Dr. Dhafir was charged with 60 counts involving breaking the sanctions against Iraq, conspiracy to break the sanctions, money laundering, mail and wire fraud, and Medicare fraud. All the charges except the last 25 counts of Medicare fraud relate to breaking the sanctions. The whole of the Medicare case revolved around a single rule called “incident to,” meaning any treatment performed by someone other than the doctor. The government claimed that Dr. Dhafir had filled out the forms incorrectly and was therefore not entitled to any Medicare reimbursement, despite the fact that patients had received treatment and chemotherapy drugs. Medicare fraud usually involves fictitious patients and made-up illnesses; Dr. Dhafir’s case had none of this.


It is unheard of for a first offender charged with a white-collar crime to be denied bail, yet Dr. Dhafir was denied bail four times. This was despite the Muslim community’s offer of $2.3 million and Dr. Dhafir’s offer to wear an electronic tag, in other words, to place himself under constant surveillance. Being held without bail affected Dr. Dhafir’s ability to prepare his defense, for strict restrictions were put on his meetings with attorneys and he was denied access to his own records.


Although a vociferous critic of the sanctions, it was shown in court that Dhafir could not believe the US government could be against innocent children receiving humanitarian aid: A 1990 New York Times article suggested humanitarian aid was exempt from the sanctions, an email to a friend said that he could not believe the U.S. government would be against innocent children receiving humanitarian aid; and a government agent from OFAC testified that she gave talks to international banks and oil companies about the sanctions, but OFAC did not target Mosques and Iraqis for education about the sanction.

Paradoxically, those who willfully broke the law in the hope of bringing the plight of Iraqi children into a US courtroom were not prosecuted. Nor were any of the big banks and oil companies that the Office of Foreign Asset Control (OFAC) targeted for education about the sanctions.

In a Medicare fraud case in Syracuse several years ago, doctors were convicted of stealing $4 million from Medicare. None of these doctors went to prison and they continue in their medical practice today.


All the other defendants in the Help the Needy case took immunity or a plea bargain in exchange for their testimony at Dhafir’s trial. When testifying, despite the fact that their own fates hung in the balance, they all spoke very highly of Dr. Dhafir, of his kindness and compassion. Each said that they trusted him then and that they still trust him now.

Only Ayman Jarwan was given prison time of 15 months for pleading guilty to breaking the sanctions. (See a 15-minute interview of Jim McGraw, Jarwan’s lawyer.)

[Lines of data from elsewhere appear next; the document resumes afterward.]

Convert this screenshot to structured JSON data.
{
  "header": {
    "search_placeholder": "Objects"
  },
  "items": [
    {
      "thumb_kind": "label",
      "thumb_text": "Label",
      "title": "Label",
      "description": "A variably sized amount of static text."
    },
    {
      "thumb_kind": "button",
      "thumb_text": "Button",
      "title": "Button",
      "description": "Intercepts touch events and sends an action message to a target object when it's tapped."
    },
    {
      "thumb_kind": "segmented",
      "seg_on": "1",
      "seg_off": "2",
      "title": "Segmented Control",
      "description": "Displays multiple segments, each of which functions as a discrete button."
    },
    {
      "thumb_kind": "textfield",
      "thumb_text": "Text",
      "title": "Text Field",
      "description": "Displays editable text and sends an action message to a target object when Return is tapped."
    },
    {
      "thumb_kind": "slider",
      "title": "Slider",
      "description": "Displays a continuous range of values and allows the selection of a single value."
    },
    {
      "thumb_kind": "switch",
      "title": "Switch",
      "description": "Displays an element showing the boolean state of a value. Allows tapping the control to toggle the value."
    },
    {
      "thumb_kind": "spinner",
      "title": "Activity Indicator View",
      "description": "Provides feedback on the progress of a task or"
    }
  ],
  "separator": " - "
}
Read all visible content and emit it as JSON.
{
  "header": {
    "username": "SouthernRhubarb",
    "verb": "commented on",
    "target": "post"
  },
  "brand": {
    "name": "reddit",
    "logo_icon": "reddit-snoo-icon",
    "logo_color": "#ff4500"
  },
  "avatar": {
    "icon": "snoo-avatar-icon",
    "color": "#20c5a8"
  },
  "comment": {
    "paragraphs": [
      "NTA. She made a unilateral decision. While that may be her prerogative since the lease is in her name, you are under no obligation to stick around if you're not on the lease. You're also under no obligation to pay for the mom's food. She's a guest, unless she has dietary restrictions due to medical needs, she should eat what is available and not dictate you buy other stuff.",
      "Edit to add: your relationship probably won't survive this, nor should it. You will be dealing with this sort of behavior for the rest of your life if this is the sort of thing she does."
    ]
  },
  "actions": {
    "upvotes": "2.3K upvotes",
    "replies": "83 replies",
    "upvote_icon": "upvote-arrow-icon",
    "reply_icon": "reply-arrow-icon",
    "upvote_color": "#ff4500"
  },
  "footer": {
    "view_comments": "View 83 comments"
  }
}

Dr. Dhafir was convicted of 59 of the 60 counts against him and was sentenced to 22 years in jail. His case is currently being appealed.

See this excellent article summarizing the case one year after Dr. Dhafir’s arrest: The New Standard

See: “Who is Dr. Dhafir, and why was he on trial?” by Magda Bayoumi.

See also: Case Not Proven by someone who attended the 14-week trial.